- Instructions to follow
A single total is needed, the number of lines of this listing that contain the string "icon".

- Extracted data
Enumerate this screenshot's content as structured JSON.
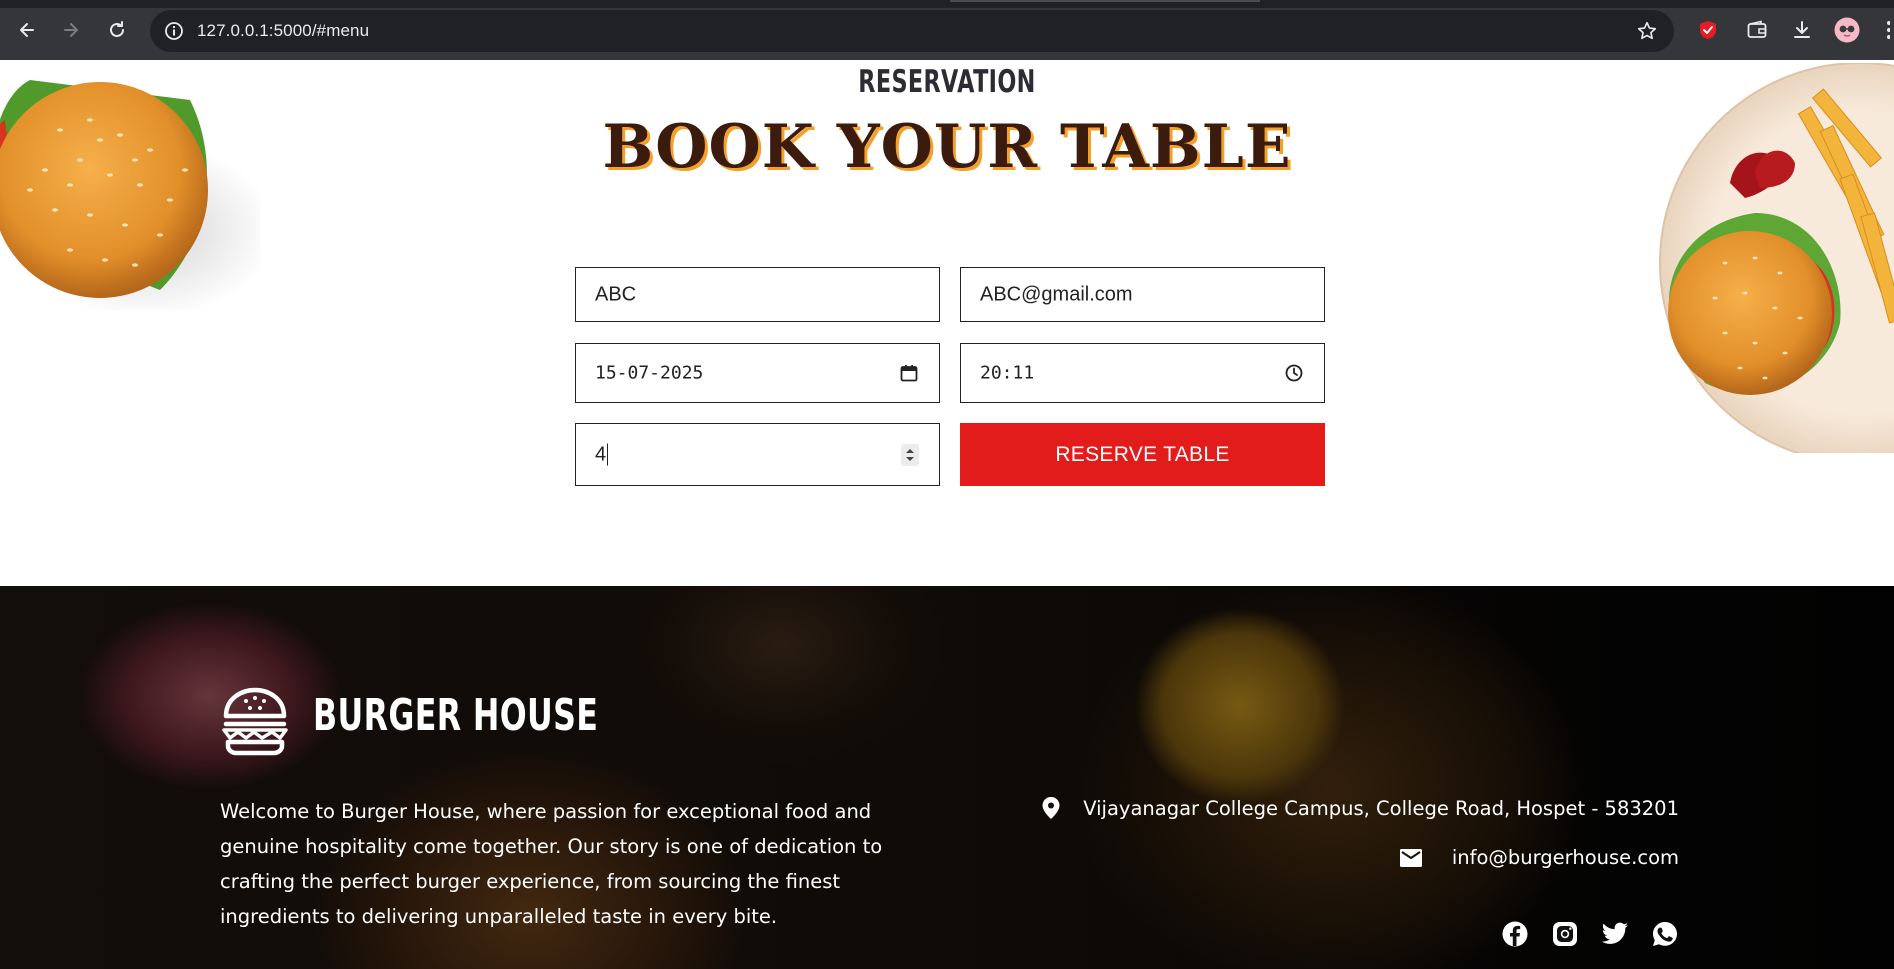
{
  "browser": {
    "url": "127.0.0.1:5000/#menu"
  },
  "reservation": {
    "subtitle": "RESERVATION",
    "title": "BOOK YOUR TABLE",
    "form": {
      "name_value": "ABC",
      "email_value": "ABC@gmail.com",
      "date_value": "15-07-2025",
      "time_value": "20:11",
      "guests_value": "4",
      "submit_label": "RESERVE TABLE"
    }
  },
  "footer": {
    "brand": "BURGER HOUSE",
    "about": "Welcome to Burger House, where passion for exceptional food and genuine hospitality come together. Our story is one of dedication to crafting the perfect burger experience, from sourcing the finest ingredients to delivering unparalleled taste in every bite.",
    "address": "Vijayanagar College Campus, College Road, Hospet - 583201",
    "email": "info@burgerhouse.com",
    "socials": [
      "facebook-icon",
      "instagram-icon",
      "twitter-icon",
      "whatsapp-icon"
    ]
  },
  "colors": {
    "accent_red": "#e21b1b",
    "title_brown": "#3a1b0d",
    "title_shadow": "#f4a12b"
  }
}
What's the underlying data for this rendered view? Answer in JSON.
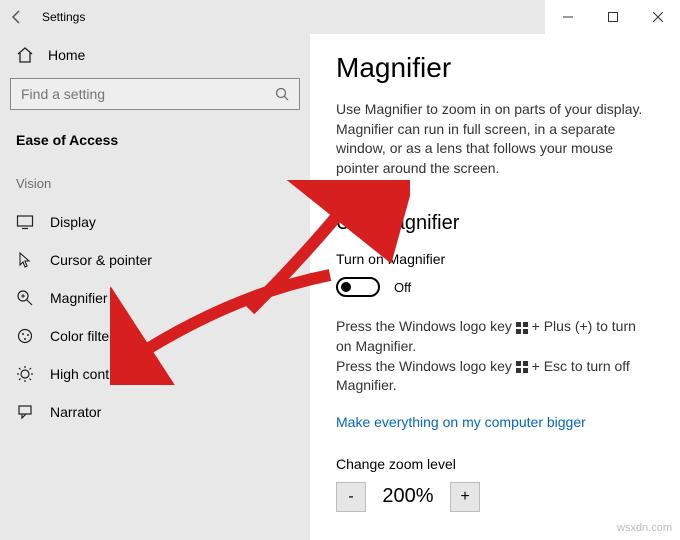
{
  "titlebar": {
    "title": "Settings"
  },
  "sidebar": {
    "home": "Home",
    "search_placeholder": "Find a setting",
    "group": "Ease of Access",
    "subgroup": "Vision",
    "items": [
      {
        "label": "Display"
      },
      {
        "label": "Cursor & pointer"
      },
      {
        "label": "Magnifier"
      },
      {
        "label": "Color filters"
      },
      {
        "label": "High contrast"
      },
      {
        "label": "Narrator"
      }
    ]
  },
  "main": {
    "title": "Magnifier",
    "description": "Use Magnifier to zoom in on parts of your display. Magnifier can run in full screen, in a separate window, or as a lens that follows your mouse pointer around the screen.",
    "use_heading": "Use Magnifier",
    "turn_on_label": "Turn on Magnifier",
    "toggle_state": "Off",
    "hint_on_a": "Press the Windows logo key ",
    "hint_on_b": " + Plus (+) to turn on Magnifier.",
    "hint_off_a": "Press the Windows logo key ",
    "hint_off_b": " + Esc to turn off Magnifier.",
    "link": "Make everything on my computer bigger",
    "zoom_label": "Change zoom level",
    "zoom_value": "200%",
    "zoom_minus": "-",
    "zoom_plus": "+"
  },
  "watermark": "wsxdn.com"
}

- Finished task
4